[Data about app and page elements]
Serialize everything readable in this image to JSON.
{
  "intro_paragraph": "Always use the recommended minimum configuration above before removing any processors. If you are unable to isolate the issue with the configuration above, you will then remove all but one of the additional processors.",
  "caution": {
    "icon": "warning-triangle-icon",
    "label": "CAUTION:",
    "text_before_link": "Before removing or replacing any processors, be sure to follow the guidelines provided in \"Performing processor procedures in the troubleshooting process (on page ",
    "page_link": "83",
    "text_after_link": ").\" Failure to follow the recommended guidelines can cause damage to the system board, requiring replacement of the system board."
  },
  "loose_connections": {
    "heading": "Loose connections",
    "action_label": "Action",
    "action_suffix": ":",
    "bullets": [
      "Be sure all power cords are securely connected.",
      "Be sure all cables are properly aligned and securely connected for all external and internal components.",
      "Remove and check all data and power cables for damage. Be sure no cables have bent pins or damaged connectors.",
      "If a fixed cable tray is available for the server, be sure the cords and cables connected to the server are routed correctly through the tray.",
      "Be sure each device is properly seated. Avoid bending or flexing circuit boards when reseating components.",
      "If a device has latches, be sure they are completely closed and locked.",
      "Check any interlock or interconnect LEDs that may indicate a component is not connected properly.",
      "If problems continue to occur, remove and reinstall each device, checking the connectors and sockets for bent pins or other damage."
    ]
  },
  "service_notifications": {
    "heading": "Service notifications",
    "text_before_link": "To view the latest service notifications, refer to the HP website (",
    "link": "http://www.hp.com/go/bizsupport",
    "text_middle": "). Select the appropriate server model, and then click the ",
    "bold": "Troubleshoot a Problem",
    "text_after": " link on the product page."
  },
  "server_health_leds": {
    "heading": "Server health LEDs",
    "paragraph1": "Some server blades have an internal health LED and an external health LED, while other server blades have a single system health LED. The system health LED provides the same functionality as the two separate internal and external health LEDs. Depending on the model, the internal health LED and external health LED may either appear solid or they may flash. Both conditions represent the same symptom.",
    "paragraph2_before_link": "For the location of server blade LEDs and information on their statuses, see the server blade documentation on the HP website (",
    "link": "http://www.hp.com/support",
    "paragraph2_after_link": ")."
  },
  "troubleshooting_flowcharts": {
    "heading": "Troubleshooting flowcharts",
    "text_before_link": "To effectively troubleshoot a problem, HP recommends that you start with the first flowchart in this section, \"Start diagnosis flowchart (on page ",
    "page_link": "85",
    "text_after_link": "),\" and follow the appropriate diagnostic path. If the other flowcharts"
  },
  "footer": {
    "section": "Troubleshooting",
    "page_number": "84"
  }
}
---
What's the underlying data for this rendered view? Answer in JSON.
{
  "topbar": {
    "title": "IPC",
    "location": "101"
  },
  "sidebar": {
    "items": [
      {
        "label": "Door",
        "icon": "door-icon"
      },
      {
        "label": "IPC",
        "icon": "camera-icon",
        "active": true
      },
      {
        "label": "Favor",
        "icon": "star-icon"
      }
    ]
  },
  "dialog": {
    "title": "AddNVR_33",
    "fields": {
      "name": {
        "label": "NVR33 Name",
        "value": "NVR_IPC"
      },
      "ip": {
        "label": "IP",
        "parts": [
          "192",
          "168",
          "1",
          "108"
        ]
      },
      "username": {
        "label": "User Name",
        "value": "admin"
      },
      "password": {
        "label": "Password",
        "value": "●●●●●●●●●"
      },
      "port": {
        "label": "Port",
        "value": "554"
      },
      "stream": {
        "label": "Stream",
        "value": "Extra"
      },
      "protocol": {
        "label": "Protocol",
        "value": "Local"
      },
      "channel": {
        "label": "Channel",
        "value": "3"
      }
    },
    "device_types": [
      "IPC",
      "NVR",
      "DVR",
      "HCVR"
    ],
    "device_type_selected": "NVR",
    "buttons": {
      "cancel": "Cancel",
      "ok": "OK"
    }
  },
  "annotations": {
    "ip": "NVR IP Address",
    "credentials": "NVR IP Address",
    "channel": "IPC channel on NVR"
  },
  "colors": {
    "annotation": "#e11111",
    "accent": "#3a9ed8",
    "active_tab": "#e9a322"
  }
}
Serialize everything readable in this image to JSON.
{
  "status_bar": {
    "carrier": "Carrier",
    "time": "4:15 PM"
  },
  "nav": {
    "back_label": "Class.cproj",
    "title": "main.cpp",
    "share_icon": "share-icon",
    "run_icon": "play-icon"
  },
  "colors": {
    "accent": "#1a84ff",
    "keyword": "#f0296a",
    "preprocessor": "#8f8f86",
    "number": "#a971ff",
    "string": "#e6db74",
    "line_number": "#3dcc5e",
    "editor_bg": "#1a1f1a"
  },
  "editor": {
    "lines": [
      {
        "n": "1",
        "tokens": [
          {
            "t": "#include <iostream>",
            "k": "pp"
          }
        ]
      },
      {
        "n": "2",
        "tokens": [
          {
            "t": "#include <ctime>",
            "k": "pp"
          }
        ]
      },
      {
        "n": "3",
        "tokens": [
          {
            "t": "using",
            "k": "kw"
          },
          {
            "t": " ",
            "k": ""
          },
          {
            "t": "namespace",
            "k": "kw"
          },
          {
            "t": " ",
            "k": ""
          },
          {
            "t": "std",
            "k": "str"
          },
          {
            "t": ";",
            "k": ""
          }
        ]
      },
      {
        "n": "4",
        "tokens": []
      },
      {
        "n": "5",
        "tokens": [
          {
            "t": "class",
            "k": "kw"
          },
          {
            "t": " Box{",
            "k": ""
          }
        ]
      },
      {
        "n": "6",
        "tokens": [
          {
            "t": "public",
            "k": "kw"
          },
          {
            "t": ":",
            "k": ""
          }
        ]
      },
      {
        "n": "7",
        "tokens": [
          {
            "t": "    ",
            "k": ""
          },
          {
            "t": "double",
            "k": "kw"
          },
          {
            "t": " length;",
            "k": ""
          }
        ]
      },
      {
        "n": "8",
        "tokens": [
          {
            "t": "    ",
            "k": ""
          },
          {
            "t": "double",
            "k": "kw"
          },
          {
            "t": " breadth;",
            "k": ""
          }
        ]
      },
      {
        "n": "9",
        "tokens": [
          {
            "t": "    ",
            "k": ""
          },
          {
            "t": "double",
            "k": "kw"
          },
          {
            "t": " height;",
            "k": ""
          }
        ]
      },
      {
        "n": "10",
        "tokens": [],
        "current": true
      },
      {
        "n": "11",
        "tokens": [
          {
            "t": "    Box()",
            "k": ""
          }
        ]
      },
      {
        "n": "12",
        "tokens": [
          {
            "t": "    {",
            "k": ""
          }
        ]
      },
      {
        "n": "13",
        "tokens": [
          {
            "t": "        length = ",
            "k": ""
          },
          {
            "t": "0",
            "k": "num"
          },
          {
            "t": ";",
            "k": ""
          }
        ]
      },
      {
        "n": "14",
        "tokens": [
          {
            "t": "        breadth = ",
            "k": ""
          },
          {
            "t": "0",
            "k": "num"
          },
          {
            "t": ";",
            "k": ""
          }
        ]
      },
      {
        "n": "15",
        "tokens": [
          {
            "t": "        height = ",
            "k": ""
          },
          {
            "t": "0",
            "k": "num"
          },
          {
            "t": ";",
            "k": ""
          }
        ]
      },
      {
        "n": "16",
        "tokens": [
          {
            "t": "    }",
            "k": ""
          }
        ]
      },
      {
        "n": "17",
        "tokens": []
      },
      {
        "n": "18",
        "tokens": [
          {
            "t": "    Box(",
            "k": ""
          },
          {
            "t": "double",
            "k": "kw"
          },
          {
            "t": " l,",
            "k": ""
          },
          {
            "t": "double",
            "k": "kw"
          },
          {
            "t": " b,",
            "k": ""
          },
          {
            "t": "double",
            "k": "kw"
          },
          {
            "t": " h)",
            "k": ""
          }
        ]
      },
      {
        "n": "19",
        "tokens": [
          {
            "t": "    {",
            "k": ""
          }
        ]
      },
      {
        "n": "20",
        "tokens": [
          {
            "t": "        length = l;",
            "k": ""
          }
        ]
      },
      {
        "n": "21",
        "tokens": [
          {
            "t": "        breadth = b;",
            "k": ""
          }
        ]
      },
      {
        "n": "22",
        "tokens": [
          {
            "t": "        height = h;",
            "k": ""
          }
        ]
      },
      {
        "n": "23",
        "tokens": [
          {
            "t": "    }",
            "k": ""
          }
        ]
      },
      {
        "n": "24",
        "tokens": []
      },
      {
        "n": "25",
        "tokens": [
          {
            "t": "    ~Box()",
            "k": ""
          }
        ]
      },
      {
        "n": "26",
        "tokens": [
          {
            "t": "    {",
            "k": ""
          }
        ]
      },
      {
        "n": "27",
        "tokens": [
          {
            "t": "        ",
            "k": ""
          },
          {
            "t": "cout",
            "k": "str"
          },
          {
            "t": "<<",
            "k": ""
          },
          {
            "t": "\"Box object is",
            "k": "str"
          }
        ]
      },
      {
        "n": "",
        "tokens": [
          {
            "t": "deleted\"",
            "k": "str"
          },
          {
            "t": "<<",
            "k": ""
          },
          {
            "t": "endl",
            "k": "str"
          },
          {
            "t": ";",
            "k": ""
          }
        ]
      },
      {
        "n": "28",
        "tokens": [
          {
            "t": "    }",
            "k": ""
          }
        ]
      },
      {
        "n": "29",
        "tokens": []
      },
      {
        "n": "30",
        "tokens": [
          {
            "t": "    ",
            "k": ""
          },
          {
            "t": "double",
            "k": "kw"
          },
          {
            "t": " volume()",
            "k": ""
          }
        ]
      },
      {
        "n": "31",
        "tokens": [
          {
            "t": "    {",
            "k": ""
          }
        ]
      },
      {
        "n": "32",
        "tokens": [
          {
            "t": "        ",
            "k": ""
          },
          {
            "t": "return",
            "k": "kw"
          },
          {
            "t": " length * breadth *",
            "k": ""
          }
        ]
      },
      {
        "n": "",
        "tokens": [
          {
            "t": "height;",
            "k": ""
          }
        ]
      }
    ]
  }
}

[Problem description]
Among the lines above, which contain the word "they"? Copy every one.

[Task answer]
      "If a device has latches, be sure they are completely closed and locked.",
    "paragraph1": "Some server blades have an internal health LED and an external health LED, while other server blades have a single system health LED. The system health LED provides the same functionality as the two separate internal and external health LEDs. Depending on the model, the internal health LED and external health LED may either appear solid or they may flash. Both conditions represent the same symptom.",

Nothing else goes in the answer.